→ EXERCISE INPUTS
Start of Block

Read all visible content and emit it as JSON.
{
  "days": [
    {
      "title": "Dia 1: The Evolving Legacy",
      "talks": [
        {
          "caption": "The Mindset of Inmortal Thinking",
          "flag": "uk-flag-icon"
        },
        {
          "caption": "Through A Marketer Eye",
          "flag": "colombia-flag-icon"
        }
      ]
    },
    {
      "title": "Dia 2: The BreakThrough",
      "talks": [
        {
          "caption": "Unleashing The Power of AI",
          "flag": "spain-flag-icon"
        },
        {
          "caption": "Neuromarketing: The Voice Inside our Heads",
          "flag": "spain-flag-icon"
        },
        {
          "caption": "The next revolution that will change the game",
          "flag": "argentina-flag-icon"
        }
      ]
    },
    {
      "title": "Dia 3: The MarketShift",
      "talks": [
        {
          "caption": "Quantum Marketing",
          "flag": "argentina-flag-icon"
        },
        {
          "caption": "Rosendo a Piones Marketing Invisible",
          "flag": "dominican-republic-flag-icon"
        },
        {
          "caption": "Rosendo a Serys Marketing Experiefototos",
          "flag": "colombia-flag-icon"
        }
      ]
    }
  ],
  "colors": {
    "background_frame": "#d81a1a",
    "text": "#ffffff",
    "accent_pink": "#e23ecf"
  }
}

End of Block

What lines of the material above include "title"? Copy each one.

→ SOLUTION TO THIS EXERCISE
      "title": "Dia 1: The Evolving Legacy",
      "title": "Dia 2: The BreakThrough",
      "title": "Dia 3: The MarketShift",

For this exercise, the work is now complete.